* **What to produce**
Find each line below containing the word "JSON" and copy it.

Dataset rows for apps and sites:
******************************

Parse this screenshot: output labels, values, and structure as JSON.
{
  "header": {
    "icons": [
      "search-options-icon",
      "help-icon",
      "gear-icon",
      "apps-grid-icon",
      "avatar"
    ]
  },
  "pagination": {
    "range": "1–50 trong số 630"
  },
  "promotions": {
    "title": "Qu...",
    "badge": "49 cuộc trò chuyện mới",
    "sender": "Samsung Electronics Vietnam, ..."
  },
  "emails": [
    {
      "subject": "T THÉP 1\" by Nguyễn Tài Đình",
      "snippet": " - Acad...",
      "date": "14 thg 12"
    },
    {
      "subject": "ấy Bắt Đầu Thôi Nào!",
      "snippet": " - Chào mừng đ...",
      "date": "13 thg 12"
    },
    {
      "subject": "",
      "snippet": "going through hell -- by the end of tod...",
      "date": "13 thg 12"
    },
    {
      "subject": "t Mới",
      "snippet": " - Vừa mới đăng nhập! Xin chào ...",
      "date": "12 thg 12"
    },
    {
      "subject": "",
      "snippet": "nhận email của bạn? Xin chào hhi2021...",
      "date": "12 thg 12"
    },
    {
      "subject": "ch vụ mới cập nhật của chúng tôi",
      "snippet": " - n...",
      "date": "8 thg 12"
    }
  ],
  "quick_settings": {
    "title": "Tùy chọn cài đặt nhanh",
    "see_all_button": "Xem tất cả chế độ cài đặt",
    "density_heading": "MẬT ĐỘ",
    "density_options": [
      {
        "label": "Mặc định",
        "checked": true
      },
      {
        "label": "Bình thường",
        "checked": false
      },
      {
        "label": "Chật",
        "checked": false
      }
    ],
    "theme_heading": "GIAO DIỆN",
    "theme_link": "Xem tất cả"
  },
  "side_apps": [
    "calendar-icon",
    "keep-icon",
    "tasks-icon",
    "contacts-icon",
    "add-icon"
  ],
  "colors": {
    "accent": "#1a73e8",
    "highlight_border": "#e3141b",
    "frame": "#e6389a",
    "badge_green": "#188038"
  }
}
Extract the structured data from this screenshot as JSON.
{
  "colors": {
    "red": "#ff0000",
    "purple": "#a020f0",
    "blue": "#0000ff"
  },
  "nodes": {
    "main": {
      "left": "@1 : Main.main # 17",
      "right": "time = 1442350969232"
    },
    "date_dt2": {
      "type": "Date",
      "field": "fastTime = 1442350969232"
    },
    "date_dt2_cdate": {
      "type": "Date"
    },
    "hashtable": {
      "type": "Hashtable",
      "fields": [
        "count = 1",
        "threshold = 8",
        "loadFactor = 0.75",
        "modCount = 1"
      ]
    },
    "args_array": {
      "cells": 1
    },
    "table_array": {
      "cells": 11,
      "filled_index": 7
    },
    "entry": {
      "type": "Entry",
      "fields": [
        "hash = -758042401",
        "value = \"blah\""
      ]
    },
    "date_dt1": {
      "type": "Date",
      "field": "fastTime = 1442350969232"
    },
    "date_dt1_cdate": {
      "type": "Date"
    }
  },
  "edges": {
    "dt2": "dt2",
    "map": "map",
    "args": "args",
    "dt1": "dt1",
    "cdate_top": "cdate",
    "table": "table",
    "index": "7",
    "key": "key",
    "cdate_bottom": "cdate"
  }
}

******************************

* **Response box**
Parse this screenshot: output labels, values, and structure as JSON.
Extract the structured data from this screenshot as JSON.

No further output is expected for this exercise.